| PROBLEM REQUIREMENTS |
Count every line in the following entries where the word "欢迎光临天下美眉论坛" appears. Give the count alone.

| AVAILABLE DATA |
******
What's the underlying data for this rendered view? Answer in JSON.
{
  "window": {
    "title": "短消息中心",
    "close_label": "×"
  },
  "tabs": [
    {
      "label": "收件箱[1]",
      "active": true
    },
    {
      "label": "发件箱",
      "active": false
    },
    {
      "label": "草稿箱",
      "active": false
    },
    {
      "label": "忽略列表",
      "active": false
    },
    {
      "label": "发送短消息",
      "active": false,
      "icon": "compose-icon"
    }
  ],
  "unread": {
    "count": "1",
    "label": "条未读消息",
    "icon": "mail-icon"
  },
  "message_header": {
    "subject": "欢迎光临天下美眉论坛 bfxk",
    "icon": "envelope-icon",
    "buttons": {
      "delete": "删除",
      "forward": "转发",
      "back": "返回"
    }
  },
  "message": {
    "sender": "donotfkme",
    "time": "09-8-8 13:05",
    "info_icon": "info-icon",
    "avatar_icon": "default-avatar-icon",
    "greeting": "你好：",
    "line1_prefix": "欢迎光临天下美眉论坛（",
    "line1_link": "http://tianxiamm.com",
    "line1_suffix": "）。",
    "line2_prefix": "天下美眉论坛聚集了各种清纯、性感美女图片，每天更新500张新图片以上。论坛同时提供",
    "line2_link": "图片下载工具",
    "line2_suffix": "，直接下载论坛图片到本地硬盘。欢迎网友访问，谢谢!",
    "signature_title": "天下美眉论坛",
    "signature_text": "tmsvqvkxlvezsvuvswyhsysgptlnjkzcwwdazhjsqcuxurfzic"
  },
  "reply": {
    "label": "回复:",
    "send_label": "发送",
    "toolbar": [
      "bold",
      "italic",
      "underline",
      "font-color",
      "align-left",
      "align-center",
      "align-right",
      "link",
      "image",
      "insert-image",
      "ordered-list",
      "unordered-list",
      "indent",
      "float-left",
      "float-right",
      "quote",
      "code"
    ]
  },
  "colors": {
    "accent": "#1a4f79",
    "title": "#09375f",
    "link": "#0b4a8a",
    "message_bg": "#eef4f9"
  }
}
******
| WRITTEN SOLUTION |
2